▶ **GOAL OF THE EXERCISE**
Take each line of the records below that contains the string "with" and copy it.

────────────────────

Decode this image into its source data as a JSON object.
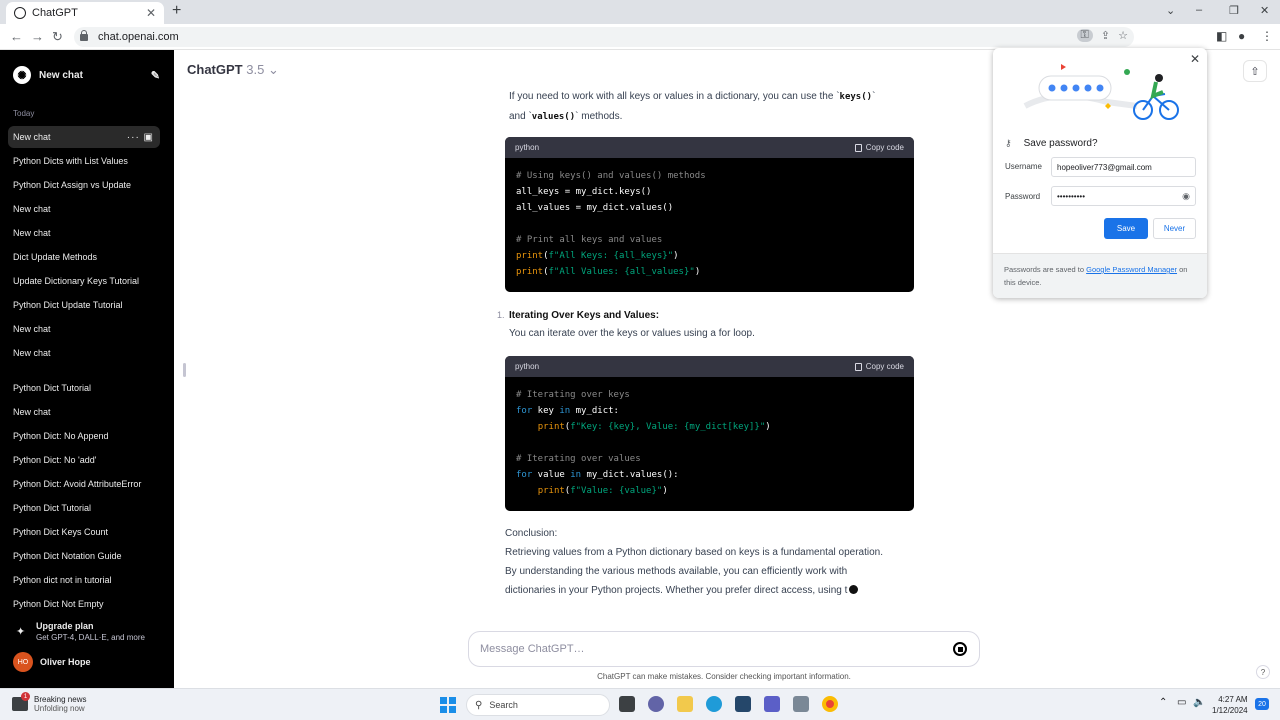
{
  "browser": {
    "tab_title": "ChatGPT",
    "tab_close": "✕",
    "new_tab": "+",
    "url": "chat.openai.com",
    "window_controls": [
      "⌄",
      "–",
      "❐",
      "✕"
    ]
  },
  "sidebar": {
    "new_chat": "New chat",
    "section_today": "Today",
    "items": [
      "New chat",
      "Python Dicts with List Values",
      "Python Dict Assign vs Update",
      "New chat",
      "New chat",
      "Dict Update Methods",
      "Update Dictionary Keys Tutorial",
      "Python Dict Update Tutorial",
      "New chat",
      "New chat",
      "Python Dict Tutorial",
      "New chat",
      "Python Dict: No Append",
      "Python Dict: No 'add'",
      "Python Dict: Avoid AttributeError",
      "Python Dict Tutorial",
      "Python Dict Keys Count",
      "Python Dict Notation Guide",
      "Python dict not in tutorial",
      "Python Dict Not Empty"
    ],
    "upgrade_title": "Upgrade plan",
    "upgrade_sub": "Get GPT-4, DALL·E, and more",
    "user_initials": "HO",
    "user_name": "Oliver Hope"
  },
  "header": {
    "model": "ChatGPT",
    "version": "3.5"
  },
  "content": {
    "intro_a": "If you need to work with all keys or values in a dictionary, you can use the `",
    "intro_code1": "keys()",
    "intro_b": "`",
    "intro_c": "and `",
    "intro_code2": "values()",
    "intro_d": "` methods.",
    "code1": {
      "lang": "python",
      "copy": "Copy code",
      "lines": {
        "l1": "# Using keys() and values() methods",
        "l2": "all_keys = my_dict.keys()",
        "l3": "all_values = my_dict.values()",
        "l5": "# Print all keys and values",
        "l6_fn": "print",
        "l6_str": "f\"All Keys: {all_keys}\"",
        "l7_fn": "print",
        "l7_str": "f\"All Values: {all_values}\""
      }
    },
    "list_num": "1.",
    "list_title": "Iterating Over Keys and Values:",
    "list_text": "You can iterate over the keys or values using a for loop.",
    "code2": {
      "lang": "python",
      "copy": "Copy code",
      "lines": {
        "l1": "# Iterating over keys",
        "l2_kw": "for",
        "l2_a": " key ",
        "l2_kw2": "in",
        "l2_b": " my_dict:",
        "l3_fn": "print",
        "l3_str": "f\"Key: {key}, Value: {my_dict[key]}\"",
        "l5": "# Iterating over values",
        "l6_kw": "for",
        "l6_a": " value ",
        "l6_kw2": "in",
        "l6_b": " my_dict.values():",
        "l7_fn": "print",
        "l7_str": "f\"Value: {value}\""
      }
    },
    "conclusion_label": "Conclusion:",
    "conclusion_1": "Retrieving values from a Python dictionary based on keys is a fundamental operation.",
    "conclusion_2": "By understanding the various methods available, you can efficiently work with",
    "conclusion_3": "dictionaries in your Python projects. Whether you prefer direct access, using t"
  },
  "composer": {
    "placeholder": "Message ChatGPT…",
    "disclaimer": "ChatGPT can make mistakes. Consider checking important information.",
    "help": "?"
  },
  "password_popup": {
    "title": "Save password?",
    "username_label": "Username",
    "username_value": "hopeoliver773@gmail.com",
    "password_label": "Password",
    "password_value": "••••••••••",
    "save": "Save",
    "never": "Never",
    "footer_a": "Passwords are saved to ",
    "footer_link": "Google Password Manager",
    "footer_b": " on this device."
  },
  "taskbar": {
    "news_badge": "1",
    "news_title": "Breaking news",
    "news_sub": "Unfolding now",
    "search": "Search",
    "time": "4:27 AM",
    "date": "1/12/2024",
    "notif": "20"
  },
  "colors": {
    "sidebar_bg": "#000000",
    "accent": "#1a73e8",
    "code_bg": "#000000"
  }
}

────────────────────

▶ **TASK ANSWER**
      "Python Dicts with List Values",
    "intro_a": "If you need to work with all keys or values in a dictionary, you can use the `",
    "conclusion_2": "By understanding the various methods available, you can efficiently work with",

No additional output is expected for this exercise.